Count every line in the entries below that contains the word "Show", and give only that number.

----------

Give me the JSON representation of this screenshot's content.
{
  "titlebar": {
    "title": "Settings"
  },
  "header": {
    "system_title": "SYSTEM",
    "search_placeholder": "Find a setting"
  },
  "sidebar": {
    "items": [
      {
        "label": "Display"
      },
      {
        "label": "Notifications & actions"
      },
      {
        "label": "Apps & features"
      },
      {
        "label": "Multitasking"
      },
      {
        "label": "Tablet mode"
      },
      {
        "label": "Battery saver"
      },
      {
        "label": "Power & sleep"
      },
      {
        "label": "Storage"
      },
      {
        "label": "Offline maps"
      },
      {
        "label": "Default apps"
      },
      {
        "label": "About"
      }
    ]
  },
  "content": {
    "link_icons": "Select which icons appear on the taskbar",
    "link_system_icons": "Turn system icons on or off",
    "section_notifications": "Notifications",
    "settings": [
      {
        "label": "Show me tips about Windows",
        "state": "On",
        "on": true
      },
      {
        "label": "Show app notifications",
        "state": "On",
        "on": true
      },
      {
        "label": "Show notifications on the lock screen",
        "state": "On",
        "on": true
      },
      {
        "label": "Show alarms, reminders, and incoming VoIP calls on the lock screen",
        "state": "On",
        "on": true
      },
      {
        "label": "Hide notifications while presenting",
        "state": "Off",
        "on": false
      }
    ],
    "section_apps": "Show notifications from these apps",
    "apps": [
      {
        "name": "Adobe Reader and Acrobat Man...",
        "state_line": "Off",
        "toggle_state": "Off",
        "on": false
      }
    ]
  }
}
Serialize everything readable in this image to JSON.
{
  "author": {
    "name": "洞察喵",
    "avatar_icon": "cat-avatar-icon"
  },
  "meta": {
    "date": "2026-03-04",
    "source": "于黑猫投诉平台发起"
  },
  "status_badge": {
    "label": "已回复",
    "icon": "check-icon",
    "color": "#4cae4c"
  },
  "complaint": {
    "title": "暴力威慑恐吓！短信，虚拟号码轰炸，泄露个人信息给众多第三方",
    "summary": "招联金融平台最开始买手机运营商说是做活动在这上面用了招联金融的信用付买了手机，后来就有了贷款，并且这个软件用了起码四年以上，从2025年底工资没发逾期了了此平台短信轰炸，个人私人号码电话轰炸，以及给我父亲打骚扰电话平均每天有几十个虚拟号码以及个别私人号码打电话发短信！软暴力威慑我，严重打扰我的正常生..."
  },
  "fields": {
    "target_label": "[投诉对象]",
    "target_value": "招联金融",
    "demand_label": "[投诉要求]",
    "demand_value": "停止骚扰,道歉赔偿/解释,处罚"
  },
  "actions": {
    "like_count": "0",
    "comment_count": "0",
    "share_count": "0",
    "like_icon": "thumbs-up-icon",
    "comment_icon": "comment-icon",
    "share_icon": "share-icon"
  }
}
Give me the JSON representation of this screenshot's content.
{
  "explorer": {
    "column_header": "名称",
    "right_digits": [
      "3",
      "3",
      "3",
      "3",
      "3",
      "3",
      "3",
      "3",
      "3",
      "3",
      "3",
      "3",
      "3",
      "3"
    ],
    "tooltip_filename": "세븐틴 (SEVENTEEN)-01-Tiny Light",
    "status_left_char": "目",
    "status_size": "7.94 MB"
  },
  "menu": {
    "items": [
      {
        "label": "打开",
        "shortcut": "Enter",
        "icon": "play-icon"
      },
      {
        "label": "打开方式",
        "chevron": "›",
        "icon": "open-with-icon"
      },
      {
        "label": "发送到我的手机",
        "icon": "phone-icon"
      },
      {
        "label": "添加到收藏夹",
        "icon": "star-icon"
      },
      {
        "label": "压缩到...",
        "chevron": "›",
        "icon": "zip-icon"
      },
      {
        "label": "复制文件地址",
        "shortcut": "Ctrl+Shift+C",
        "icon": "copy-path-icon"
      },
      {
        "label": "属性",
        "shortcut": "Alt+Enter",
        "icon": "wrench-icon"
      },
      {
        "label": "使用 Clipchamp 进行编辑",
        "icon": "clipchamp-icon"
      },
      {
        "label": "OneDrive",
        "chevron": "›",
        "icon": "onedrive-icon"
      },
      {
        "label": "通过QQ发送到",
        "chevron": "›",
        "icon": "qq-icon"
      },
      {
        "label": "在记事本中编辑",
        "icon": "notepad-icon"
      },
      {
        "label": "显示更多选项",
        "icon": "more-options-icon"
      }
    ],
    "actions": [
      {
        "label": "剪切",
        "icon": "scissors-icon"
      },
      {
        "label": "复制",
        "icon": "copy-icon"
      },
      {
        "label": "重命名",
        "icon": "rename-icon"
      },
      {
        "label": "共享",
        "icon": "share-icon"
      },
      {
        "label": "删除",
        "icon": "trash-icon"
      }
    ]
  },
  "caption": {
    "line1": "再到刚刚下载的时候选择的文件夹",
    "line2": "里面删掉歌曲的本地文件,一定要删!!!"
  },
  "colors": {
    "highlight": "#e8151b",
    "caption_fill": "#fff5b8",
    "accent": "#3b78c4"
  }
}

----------

• [Result]: 5